Budgets of money, weight and space considerations in luggage for shipping, and budget of space. I settled on two antennas.

The first is a Chameleon CHA SS17 whip which is light, sturdy, and fits in a 27" cardboard tube that

easily fit in a suitcase. Reviews are excellent on this antenna. I made a 2 meter long mast for elevation and attached angled radials for 20 meter and 10 meter operation.

The second is an end-fed long wire antenna. I ordered the wire ahead because stranded copper wire about 2.5 mm in diameter is considerably cheaper here than in the US. With the agility and strength of young men here the antenna runs from the top of a potato tree (I don't know why it is called a potato tree and no one here knows either) to the top of a water tank (plastic on a metal stand) then to the top of another tree.
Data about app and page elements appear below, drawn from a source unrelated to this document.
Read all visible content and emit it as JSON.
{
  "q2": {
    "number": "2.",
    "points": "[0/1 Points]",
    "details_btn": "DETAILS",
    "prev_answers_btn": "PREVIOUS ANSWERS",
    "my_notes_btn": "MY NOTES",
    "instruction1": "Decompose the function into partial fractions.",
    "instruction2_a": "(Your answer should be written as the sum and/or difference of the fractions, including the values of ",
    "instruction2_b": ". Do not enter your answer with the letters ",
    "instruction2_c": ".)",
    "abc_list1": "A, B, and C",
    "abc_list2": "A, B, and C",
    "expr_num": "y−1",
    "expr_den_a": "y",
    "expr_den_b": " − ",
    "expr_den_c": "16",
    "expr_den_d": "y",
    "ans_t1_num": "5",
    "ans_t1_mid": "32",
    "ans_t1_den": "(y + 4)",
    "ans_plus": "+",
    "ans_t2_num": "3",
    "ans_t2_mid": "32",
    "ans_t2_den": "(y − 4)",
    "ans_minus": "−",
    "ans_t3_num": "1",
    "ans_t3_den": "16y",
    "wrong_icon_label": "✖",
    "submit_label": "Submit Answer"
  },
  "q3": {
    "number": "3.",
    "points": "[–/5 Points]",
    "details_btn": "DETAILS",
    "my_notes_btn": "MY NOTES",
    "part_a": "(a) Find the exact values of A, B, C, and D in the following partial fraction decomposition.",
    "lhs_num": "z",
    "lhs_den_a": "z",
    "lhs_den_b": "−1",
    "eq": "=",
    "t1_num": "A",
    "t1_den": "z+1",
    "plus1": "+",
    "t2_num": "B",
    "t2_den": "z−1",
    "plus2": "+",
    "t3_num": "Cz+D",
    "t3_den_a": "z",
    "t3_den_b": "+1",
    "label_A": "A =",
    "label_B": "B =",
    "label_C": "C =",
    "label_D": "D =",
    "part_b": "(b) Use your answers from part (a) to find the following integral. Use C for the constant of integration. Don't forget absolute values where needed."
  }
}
The night after we installed them a vigorous storm blew through knocking down several branches. The antennas stayed up. The radials on the vertical didn't fare so well but were easily reattached. Today, Monday, April 22, gave us a chance to try them out. My first contact was a station in Jakarta, Indonesia, so I think we're good here.
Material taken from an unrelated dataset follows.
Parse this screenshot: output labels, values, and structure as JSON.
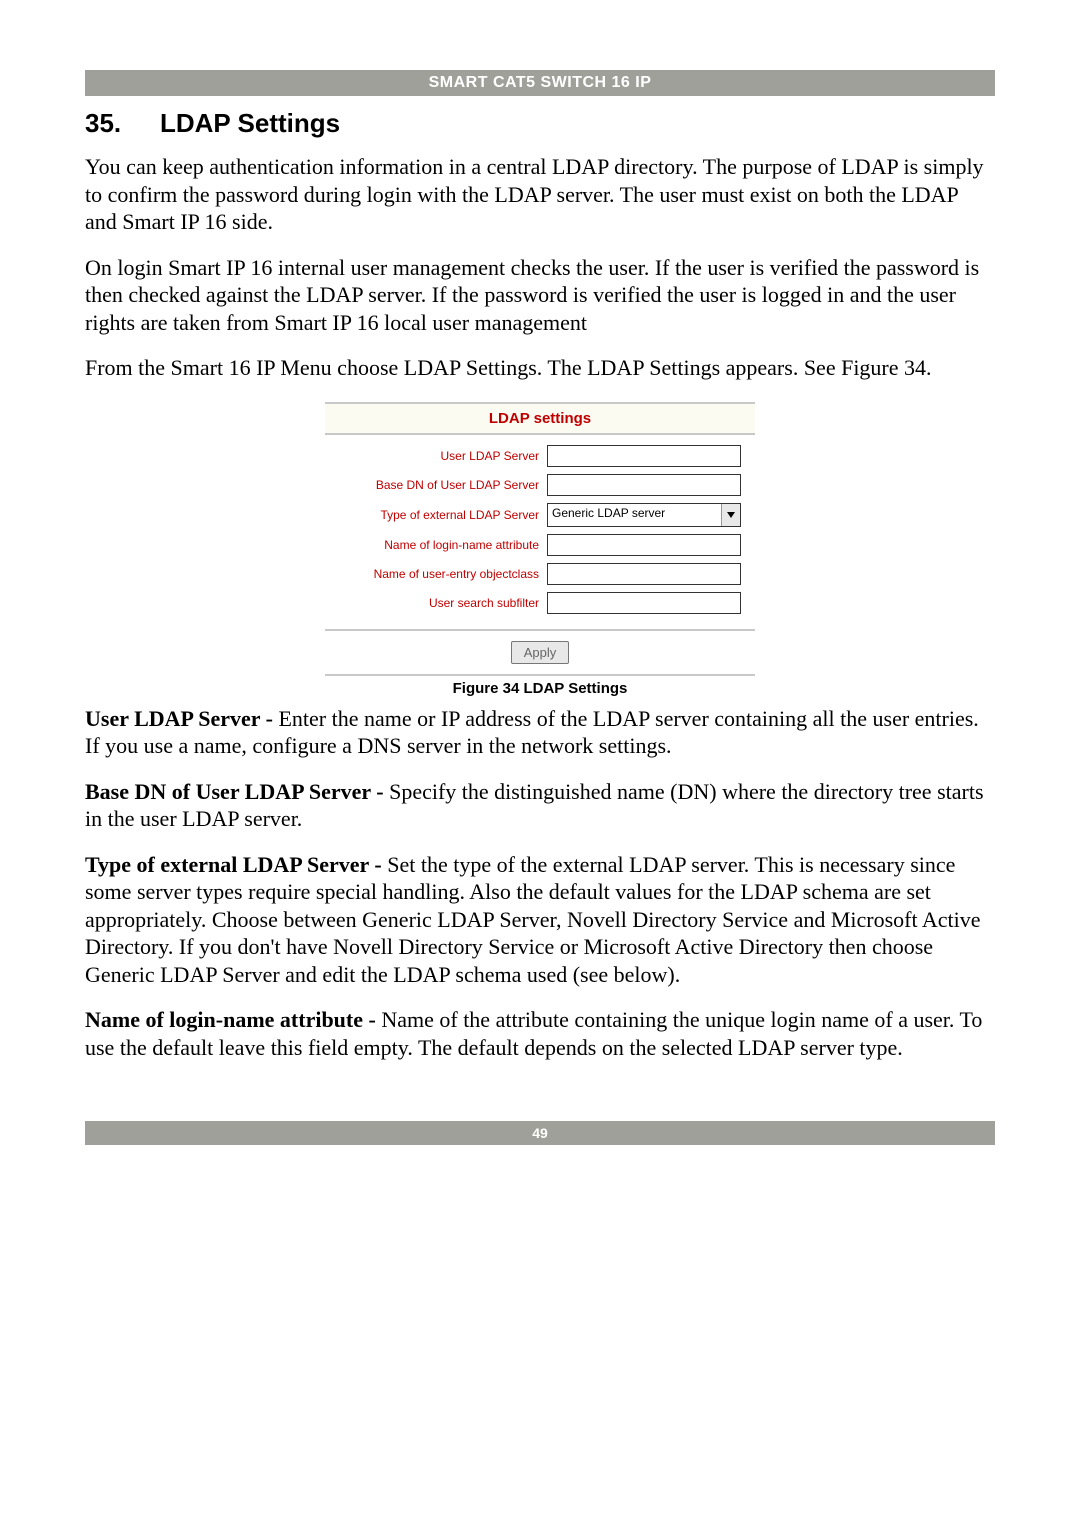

Saturday 20 April 2024

Radio from the center of the earth - What it takes and what it is like to set up your amateur radio station in Uganda



I am here in Kayabwe, Uganda, right on the equator. The past few days have been occupied finding missing cables, repairing gear that suffered damage in shipment, putting up antennas, and finding auxiliary sources of power during extended outages. Today, Saturday, April 20, 2024 will be the first day of on-the-air activity.
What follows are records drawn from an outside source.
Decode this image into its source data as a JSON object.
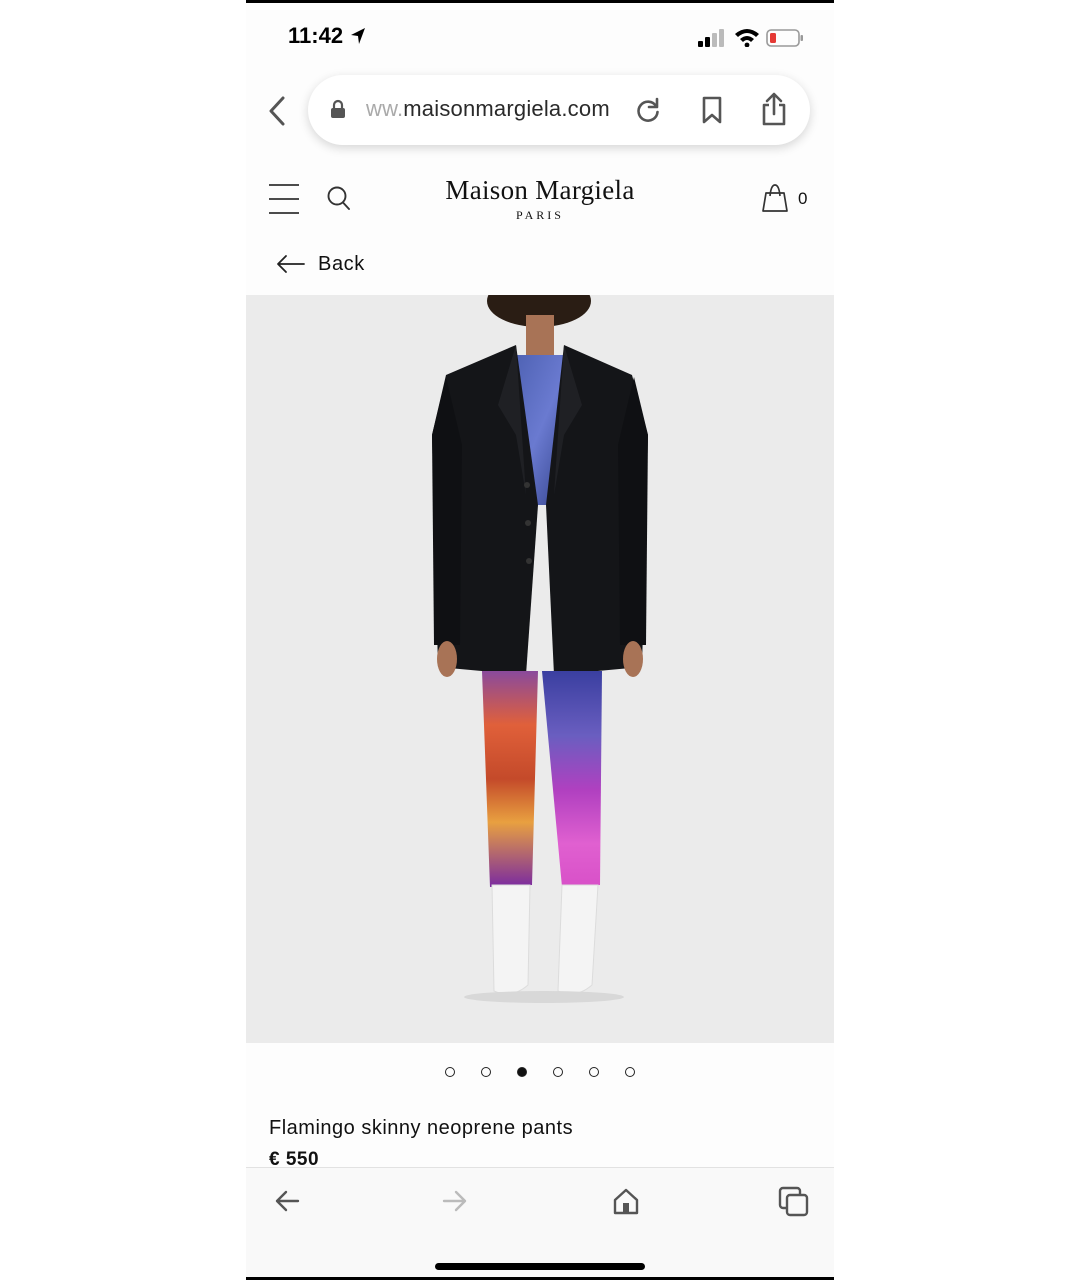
{
  "status_bar": {
    "time": "11:42",
    "icons": [
      "location-arrow-icon",
      "cellular-signal-icon",
      "wifi-icon",
      "battery-low-icon"
    ]
  },
  "browser": {
    "url_faded": "ww.",
    "url_main": "maisonmargiela.com",
    "icons": [
      "back-chevron-icon",
      "lock-icon",
      "reload-icon",
      "bookmark-icon",
      "share-icon"
    ]
  },
  "header": {
    "logo_main": "Maison Margiela",
    "logo_sub": "PARIS",
    "cart_count": "0",
    "icons": [
      "hamburger-menu-icon",
      "search-icon",
      "shopping-bag-icon"
    ]
  },
  "nav": {
    "back_label": "Back"
  },
  "gallery": {
    "image_count": 6,
    "active_index": 2
  },
  "product": {
    "name": "Flamingo skinny neoprene pants",
    "price": "€ 550"
  },
  "toolbar": {
    "icons": [
      "back-arrow-icon",
      "forward-arrow-icon",
      "home-icon",
      "tabs-icon"
    ]
  },
  "colors": {
    "image_background": "#ebebeb",
    "battery_low": "#e53935",
    "text": "#111111"
  }
}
Thanks to the skill, patience, and connections of the team on the ground here, namely Nathaniel Dunigan and Nsereko Tom (more about them in a soon-to-come post) I have my Uganda license, call sign 5X3L.

Here's what you can expect in

  • How to get your amateur radio license in Uganda and why you need to start early.
  • What do the letters and numbers in my callsign mean.
  • What to expect when you set up an amateur radio station here.
  • How we erected antennas on a small plot, the type of antennas we built, and how well they work.
  • Sending and receiving QSL's - the systems I use, why I use them, and what you can do to receive one.
  • Daily life in this beautiful country.
  • Special people and contacts.
  • My gear and why I use it.
  • Efforts to build a greater amateur radio presence in Uganda.
  • Making do, how to improvise when things go wrong.
  • Thoughts, comments, insights, opinion, and information related to amateur radio in general.
  • Nothing whatsoever about religion or politics.
Should you have any questions or just want to chat, my email address is
My QRZ page is at this link - HamRadioSafari at QRZ  
In the US my callsign is NP2OR. You can check out my QRZ page at NP2OR at QRZ

Antennas at the equator

  My QTH is at a small home next-door to a store on the equator in a small village in Uganda. Lake Victoria is only 4 kilometers to the east...